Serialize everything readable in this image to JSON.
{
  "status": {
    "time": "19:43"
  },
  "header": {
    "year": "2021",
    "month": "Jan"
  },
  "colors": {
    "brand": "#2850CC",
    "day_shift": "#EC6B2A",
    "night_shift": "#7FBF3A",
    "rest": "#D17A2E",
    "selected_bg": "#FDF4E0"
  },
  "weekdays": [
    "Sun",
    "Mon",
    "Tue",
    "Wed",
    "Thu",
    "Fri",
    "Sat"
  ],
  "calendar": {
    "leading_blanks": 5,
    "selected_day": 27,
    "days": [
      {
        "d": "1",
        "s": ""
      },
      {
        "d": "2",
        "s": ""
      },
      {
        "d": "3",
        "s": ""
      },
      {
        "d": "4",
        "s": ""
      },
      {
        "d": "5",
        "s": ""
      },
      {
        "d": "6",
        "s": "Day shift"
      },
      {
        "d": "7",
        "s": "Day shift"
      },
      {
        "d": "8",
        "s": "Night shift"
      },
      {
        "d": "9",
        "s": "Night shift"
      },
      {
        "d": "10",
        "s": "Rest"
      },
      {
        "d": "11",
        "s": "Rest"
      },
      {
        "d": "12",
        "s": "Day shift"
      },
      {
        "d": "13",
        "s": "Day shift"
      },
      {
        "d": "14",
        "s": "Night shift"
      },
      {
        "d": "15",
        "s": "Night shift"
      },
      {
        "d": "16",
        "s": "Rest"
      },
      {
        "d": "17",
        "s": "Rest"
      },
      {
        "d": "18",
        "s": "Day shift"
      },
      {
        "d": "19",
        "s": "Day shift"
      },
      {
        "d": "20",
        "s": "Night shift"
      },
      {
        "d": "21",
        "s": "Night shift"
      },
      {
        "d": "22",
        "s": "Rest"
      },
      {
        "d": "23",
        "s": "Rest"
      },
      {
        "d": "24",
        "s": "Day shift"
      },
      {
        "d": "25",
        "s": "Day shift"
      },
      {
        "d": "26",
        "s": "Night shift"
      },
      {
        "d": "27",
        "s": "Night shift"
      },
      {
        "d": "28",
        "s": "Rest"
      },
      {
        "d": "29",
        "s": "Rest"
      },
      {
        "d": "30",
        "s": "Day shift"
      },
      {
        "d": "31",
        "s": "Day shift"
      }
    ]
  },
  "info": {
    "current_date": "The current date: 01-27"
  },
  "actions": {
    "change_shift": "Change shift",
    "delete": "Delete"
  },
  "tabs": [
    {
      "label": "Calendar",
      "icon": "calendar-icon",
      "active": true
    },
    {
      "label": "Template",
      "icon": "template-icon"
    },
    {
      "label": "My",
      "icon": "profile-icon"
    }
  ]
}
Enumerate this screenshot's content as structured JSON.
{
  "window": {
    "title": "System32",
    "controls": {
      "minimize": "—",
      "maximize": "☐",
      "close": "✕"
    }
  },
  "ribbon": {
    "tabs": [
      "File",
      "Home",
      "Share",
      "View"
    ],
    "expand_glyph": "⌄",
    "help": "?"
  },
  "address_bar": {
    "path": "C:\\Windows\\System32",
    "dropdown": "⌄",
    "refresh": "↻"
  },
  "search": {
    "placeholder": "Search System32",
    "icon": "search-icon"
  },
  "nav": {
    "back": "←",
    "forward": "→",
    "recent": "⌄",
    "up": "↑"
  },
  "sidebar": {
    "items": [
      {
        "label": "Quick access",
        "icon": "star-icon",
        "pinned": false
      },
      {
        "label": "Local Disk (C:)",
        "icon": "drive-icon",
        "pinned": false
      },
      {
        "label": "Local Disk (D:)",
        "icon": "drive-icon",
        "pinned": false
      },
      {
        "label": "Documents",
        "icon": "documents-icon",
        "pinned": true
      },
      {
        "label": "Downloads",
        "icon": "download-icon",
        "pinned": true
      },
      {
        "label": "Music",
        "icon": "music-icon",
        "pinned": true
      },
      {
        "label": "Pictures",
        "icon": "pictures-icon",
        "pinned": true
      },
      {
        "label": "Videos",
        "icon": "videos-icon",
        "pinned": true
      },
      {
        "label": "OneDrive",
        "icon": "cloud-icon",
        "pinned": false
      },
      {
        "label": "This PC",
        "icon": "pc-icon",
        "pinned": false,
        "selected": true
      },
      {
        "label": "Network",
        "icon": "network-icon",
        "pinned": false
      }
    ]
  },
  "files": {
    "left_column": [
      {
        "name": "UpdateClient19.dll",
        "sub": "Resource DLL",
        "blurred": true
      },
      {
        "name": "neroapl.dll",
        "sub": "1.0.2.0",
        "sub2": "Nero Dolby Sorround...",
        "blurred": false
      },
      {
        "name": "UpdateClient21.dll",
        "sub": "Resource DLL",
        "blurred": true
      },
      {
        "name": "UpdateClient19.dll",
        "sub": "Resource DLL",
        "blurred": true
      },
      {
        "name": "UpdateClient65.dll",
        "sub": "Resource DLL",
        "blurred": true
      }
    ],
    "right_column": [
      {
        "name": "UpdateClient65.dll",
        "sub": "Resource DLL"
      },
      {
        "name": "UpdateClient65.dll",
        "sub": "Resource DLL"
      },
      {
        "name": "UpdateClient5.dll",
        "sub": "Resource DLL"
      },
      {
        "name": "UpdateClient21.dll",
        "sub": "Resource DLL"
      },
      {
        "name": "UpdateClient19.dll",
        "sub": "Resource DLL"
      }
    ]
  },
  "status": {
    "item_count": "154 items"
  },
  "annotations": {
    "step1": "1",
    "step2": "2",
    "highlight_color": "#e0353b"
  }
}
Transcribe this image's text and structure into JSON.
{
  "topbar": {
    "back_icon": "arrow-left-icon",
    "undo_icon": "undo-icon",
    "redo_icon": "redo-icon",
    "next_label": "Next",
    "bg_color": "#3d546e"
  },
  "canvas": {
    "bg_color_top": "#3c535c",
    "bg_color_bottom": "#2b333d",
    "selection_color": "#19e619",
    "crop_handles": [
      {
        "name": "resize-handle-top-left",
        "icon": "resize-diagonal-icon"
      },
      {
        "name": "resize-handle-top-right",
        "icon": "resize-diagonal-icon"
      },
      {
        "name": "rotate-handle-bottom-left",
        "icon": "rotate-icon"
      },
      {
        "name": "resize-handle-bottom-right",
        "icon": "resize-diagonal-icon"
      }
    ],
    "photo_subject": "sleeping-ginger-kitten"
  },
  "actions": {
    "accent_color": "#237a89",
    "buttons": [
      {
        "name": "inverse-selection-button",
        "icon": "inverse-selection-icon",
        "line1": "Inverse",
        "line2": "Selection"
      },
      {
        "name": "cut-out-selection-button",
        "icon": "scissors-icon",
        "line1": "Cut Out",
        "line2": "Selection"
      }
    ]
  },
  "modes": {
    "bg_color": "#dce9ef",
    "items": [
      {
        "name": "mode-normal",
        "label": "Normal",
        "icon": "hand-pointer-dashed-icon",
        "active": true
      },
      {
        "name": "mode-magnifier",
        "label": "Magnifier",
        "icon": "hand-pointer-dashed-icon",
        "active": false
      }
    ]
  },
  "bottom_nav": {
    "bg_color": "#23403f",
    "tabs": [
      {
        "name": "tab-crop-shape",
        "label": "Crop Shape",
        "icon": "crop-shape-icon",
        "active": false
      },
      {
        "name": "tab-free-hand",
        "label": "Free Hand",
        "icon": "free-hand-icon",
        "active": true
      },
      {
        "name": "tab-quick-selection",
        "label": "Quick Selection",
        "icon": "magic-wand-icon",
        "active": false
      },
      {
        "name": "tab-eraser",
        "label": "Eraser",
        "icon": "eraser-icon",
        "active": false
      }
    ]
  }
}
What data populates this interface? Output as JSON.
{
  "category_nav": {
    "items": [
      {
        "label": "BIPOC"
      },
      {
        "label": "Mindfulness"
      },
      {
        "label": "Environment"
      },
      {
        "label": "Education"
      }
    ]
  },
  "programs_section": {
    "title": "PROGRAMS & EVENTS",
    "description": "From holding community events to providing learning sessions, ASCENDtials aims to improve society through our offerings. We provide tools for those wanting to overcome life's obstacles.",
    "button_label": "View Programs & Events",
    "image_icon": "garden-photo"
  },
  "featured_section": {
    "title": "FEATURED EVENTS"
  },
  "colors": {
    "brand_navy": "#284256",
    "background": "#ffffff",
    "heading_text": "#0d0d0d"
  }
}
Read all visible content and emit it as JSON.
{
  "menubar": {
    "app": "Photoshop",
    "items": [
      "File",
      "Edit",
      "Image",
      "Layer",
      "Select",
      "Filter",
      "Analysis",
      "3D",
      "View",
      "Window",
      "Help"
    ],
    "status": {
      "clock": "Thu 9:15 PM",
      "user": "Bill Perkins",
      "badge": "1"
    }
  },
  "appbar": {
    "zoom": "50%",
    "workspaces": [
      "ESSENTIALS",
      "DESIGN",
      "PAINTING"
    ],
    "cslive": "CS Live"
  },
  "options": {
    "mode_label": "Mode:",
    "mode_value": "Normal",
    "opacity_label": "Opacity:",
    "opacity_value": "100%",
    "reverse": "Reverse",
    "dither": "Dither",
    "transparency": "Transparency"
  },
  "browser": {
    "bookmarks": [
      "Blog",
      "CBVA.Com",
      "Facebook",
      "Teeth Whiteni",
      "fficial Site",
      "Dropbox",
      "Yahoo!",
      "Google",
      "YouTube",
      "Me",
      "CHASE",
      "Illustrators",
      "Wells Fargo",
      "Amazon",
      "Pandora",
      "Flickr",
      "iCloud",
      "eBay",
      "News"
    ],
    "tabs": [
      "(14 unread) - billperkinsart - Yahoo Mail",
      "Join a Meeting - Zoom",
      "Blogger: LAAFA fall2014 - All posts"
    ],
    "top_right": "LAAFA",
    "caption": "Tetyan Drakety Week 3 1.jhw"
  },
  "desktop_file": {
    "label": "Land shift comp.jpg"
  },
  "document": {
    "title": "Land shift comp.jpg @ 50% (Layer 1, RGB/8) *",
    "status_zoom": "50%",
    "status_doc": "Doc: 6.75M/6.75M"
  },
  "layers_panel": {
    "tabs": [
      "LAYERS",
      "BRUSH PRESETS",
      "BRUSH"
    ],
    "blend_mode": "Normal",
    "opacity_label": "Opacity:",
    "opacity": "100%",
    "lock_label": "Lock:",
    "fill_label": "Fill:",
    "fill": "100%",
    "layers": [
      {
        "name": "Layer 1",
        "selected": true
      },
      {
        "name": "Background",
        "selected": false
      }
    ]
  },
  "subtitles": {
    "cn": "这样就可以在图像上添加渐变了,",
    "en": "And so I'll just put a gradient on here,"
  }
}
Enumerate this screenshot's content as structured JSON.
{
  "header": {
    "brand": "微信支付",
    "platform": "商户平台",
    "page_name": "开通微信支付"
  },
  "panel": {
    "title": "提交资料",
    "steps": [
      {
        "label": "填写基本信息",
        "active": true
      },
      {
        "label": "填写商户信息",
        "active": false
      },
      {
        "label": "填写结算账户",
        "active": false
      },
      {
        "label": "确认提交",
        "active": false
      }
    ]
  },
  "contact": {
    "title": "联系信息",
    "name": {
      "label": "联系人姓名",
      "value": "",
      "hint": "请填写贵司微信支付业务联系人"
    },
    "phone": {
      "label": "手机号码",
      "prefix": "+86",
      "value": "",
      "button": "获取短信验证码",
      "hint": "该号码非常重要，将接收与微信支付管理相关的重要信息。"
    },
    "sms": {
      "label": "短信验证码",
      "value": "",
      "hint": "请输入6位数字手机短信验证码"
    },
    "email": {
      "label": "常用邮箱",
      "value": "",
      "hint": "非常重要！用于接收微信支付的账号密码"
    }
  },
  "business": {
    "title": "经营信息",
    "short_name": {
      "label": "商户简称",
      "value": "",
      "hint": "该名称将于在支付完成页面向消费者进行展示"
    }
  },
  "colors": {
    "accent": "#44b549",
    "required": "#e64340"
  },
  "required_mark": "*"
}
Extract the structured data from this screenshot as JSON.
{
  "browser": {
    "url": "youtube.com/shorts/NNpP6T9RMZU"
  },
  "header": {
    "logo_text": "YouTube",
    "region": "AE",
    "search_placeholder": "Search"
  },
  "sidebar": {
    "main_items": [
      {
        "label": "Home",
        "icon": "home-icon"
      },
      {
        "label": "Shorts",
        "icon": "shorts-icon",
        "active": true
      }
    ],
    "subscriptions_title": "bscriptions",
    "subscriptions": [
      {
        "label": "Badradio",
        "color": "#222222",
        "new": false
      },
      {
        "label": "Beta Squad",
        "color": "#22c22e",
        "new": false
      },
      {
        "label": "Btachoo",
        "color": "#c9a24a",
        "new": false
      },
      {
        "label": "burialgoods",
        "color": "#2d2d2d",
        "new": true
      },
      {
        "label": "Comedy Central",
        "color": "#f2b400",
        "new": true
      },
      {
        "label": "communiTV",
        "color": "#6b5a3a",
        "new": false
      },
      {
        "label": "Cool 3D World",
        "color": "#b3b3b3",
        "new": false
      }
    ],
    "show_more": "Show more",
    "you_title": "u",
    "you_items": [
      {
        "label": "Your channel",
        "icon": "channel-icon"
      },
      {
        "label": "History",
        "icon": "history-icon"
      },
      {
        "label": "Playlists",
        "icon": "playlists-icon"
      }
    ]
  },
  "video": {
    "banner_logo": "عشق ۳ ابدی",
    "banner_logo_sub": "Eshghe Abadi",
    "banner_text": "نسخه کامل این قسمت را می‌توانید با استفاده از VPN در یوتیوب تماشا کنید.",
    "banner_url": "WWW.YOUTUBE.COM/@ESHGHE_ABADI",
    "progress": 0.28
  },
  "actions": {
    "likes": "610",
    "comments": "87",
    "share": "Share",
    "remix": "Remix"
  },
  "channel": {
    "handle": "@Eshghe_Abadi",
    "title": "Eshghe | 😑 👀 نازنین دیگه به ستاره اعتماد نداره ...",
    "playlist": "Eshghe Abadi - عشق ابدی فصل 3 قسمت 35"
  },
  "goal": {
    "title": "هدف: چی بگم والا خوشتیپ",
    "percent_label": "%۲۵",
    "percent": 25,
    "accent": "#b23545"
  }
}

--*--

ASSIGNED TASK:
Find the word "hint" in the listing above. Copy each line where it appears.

REPLY TO THE TASK:
      "hint": "请填写贵司微信支付业务联系人"
      "hint": "该号码非常重要，将接收与微信支付管理相关的重要信息。"
      "hint": "请输入6位数字手机短信验证码"
      "hint": "非常重要！用于接收微信支付的账号密码"
      "hint": "该名称将于在支付完成页面向消费者进行展示"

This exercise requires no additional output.